Scientists find new calorie-burning switch in brown fat

August 1, 2014
Biologists at The Scripps Research Institute (TSRI) have identified a signaling pathway that switches on a powerful calorie-burning process in brown fat cells.

New 'exercise hormone' promotes physical endurance

December 16, 2015
A new study in mice shows that exercise causes muscle to release a peptide that builds the muscle's capacity for energy production and increases physical endurance, allowing for longer and more intense exercise.

'Exercise-in-a-pill' boosts athletic endurance by 70 percent

May 2, 2017
Every week, there seems to be another story about the health benefits of running. That's great—but what if you can't run? For the elderly, obese or otherwise mobility-limited, the rewards of aerobic exercise have long been ...

Recommended for you

Female biology – two X chromosomes and ovaries – extends life and protects mice from aging

December 18, 2018
Around the world, women outlive men. This is true in sickness and in health, in war and in peace, even during severe epidemics and famine. In most animal species, females live longer than males.

Get a warrant: Researchers demand better DNA protections

December 18, 2018
New laws are required to control access to medical genetic data by law enforcement agencies, an analysis by University of Queensland researchers has found.

Wound care revolution: Put away your rulers and reach for your phone
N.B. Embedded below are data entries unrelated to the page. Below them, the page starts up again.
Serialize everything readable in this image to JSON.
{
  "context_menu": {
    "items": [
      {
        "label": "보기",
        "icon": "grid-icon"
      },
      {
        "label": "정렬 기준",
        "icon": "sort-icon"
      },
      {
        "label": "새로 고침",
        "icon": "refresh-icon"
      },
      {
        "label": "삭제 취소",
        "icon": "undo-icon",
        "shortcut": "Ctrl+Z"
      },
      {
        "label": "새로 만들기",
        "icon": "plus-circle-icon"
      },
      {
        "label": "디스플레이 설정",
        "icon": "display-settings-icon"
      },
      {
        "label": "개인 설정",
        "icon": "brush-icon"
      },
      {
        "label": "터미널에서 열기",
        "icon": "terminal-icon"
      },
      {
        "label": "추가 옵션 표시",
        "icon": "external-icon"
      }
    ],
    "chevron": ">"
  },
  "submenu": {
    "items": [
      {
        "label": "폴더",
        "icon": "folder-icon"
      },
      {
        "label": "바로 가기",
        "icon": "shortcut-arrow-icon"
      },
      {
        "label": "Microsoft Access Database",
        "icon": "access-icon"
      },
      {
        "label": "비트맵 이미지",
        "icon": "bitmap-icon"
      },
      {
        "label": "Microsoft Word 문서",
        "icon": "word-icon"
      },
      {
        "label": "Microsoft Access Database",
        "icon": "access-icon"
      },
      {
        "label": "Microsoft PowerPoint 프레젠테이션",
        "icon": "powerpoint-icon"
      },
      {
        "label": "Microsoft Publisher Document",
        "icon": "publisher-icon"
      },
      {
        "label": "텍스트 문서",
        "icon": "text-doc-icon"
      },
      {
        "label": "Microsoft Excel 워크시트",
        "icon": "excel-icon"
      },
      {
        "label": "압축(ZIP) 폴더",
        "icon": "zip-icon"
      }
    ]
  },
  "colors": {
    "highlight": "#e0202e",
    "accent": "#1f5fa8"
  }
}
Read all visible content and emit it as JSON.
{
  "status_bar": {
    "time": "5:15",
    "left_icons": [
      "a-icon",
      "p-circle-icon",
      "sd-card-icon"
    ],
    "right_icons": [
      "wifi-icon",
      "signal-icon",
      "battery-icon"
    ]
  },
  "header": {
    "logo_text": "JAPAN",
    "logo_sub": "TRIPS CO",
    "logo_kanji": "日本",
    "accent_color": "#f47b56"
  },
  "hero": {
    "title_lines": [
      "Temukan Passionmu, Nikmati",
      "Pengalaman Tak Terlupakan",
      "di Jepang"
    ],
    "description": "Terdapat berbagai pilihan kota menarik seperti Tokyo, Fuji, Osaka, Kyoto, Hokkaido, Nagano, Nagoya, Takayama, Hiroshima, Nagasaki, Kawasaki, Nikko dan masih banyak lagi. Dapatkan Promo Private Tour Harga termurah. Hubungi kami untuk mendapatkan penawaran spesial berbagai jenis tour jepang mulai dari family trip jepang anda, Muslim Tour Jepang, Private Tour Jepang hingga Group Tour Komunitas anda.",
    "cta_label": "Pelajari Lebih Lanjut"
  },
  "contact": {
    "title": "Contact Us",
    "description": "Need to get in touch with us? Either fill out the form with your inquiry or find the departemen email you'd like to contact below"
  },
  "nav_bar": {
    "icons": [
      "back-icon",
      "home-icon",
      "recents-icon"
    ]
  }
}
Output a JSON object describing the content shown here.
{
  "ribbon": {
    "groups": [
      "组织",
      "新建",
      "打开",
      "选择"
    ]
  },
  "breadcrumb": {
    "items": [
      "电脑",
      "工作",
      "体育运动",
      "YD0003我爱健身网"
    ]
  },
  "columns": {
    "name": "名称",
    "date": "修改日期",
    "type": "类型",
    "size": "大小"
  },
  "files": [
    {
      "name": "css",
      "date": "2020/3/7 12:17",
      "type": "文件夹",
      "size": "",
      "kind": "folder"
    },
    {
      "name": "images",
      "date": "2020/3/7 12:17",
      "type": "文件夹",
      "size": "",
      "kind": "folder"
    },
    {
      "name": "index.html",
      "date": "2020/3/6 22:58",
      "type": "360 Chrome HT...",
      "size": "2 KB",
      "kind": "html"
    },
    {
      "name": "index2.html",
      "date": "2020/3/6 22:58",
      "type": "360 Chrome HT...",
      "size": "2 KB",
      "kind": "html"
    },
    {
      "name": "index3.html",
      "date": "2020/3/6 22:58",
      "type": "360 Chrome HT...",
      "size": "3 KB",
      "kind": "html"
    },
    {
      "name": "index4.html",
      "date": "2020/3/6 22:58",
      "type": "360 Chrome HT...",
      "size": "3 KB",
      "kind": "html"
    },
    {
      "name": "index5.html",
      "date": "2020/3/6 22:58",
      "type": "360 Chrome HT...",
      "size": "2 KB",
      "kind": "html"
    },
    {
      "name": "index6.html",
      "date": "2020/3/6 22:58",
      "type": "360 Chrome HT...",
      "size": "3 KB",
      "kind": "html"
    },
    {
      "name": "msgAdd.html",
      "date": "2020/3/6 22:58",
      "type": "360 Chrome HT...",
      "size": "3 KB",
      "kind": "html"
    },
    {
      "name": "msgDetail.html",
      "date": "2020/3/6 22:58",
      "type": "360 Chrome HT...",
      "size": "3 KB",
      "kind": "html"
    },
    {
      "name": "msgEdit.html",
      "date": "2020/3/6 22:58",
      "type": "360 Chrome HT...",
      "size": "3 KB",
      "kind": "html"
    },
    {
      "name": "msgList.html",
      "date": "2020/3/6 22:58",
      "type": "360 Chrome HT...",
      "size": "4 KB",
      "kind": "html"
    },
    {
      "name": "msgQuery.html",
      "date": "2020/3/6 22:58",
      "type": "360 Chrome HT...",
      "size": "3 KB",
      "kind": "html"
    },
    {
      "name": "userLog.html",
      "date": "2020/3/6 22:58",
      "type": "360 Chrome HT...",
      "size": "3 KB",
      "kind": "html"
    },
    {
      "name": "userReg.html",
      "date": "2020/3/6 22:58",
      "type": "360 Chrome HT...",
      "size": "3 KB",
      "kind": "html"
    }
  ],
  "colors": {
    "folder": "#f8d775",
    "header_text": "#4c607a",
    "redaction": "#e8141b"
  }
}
December 18, 2018
Monitoring a wound is critical, especially in diabetic patients, whose lack of sensation due to nerve damage can lead to infection of a lesion and, ultimately, amputation. Clinicians and healthcare professionals at the McGill ...

Using light to stop itch

December 17, 2018
Itch is easily one of the most annoying sensations. For chronic skin diseases like eczema, it's a major symptom. Although it gives temporary relief, scratching only makes things worse because it can cause skin damage, additional ...

Law professor suggests a way to validate and integrate deep learning medical systems

December 13, 2018
University of Michigan professor W. Nicholson Price, who also has affiliations with Harvard Law School and the University of Copenhagen Faculty of Law, suggests in a Focus piece published in Science Translational Medicine, ...

Exercise-induced hormone irisin triggers bone remodeling in mice

December 13, 2018
Exercise has been touted to build bone mass, but exactly how it actually accomplishes this is a matter of debate. Now, researchers show that an exercise-induced hormone activates cells that are critical for bone remodeling ...

0 comments

Please sign in to add a comment. Registration is free, and takes less than a minute. Read more

Click here to reset your password.
Sign in to get notified via email when new comments are made.